---- Exercise material

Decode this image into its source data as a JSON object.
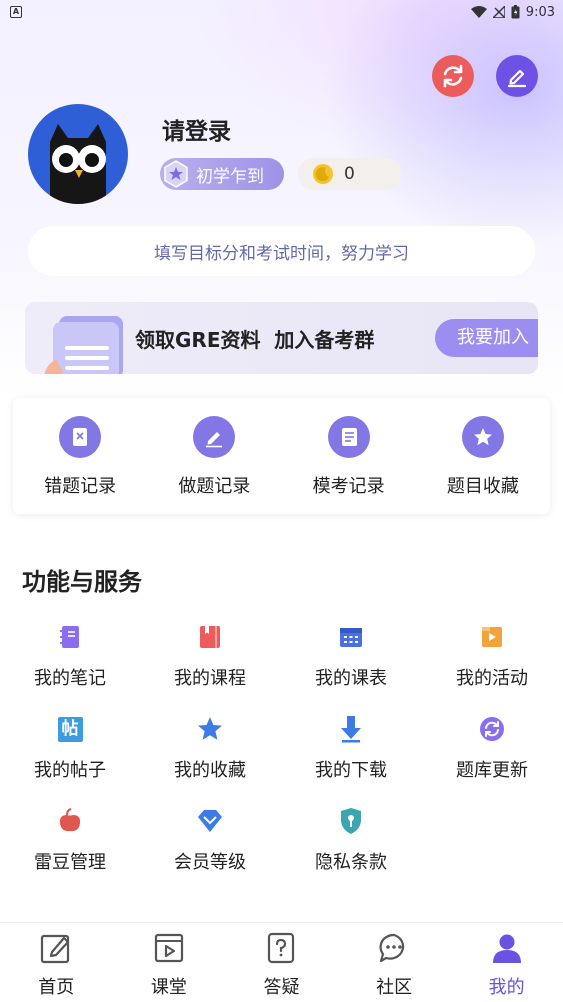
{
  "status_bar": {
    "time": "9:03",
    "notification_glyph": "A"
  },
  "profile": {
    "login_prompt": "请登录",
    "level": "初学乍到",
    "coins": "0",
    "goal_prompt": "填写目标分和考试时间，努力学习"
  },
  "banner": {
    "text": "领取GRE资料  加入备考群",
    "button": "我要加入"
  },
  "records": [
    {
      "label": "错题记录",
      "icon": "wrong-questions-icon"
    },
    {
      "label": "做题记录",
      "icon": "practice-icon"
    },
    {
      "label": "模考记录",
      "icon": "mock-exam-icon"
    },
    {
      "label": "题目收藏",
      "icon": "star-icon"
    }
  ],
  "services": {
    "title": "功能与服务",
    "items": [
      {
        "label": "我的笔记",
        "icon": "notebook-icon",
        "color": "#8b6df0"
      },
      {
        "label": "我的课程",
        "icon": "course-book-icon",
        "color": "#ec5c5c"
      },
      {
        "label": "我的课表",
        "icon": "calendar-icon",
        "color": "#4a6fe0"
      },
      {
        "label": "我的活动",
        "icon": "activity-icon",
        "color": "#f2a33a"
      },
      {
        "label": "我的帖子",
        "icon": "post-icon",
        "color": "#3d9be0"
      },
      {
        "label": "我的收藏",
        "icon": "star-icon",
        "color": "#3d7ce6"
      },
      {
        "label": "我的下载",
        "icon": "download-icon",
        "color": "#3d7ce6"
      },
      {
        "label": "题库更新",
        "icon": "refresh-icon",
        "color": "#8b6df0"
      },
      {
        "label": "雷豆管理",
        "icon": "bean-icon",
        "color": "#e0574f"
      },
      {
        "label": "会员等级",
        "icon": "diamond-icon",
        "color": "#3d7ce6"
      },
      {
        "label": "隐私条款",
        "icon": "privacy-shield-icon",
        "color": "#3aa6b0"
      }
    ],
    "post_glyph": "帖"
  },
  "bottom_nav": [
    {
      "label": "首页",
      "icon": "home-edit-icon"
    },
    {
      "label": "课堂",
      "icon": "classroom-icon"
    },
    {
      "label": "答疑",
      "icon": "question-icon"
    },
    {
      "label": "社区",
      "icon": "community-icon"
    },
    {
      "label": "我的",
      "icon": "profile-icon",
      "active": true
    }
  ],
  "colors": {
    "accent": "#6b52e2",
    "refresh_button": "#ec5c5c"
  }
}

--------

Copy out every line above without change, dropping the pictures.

▶ Exercise answer:
Decode this image into its source data as a JSON object.
{
  "status_bar": {
    "time": "9:03",
    "notification_glyph": "A"
  },
  "profile": {
    "login_prompt": "请登录",
    "level": "初学乍到",
    "coins": "0",
    "goal_prompt": "填写目标分和考试时间，努力学习"
  },
  "banner": {
    "text": "领取GRE资料  加入备考群",
    "button": "我要加入"
  },
  "records": [
    {
      "label": "错题记录",
      "icon": "wrong-questions-icon"
    },
    {
      "label": "做题记录",
      "icon": "practice-icon"
    },
    {
      "label": "模考记录",
      "icon": "mock-exam-icon"
    },
    {
      "label": "题目收藏",
      "icon": "star-icon"
    }
  ],
  "services": {
    "title": "功能与服务",
    "items": [
      {
        "label": "我的笔记",
        "icon": "notebook-icon",
        "color": "#8b6df0"
      },
      {
        "label": "我的课程",
        "icon": "course-book-icon",
        "color": "#ec5c5c"
      },
      {
        "label": "我的课表",
        "icon": "calendar-icon",
        "color": "#4a6fe0"
      },
      {
        "label": "我的活动",
        "icon": "activity-icon",
        "color": "#f2a33a"
      },
      {
        "label": "我的帖子",
        "icon": "post-icon",
        "color": "#3d9be0"
      },
      {
        "label": "我的收藏",
        "icon": "star-icon",
        "color": "#3d7ce6"
      },
      {
        "label": "我的下载",
        "icon": "download-icon",
        "color": "#3d7ce6"
      },
      {
        "label": "题库更新",
        "icon": "refresh-icon",
        "color": "#8b6df0"
      },
      {
        "label": "雷豆管理",
        "icon": "bean-icon",
        "color": "#e0574f"
      },
      {
        "label": "会员等级",
        "icon": "diamond-icon",
        "color": "#3d7ce6"
      },
      {
        "label": "隐私条款",
        "icon": "privacy-shield-icon",
        "color": "#3aa6b0"
      }
    ],
    "post_glyph": "帖"
  },
  "bottom_nav": [
    {
      "label": "首页",
      "icon": "home-edit-icon"
    },
    {
      "label": "课堂",
      "icon": "classroom-icon"
    },
    {
      "label": "答疑",
      "icon": "question-icon"
    },
    {
      "label": "社区",
      "icon": "community-icon"
    },
    {
      "label": "我的",
      "icon": "profile-icon",
      "active": true
    }
  ],
  "colors": {
    "accent": "#6b52e2",
    "refresh_button": "#ec5c5c"
  }
}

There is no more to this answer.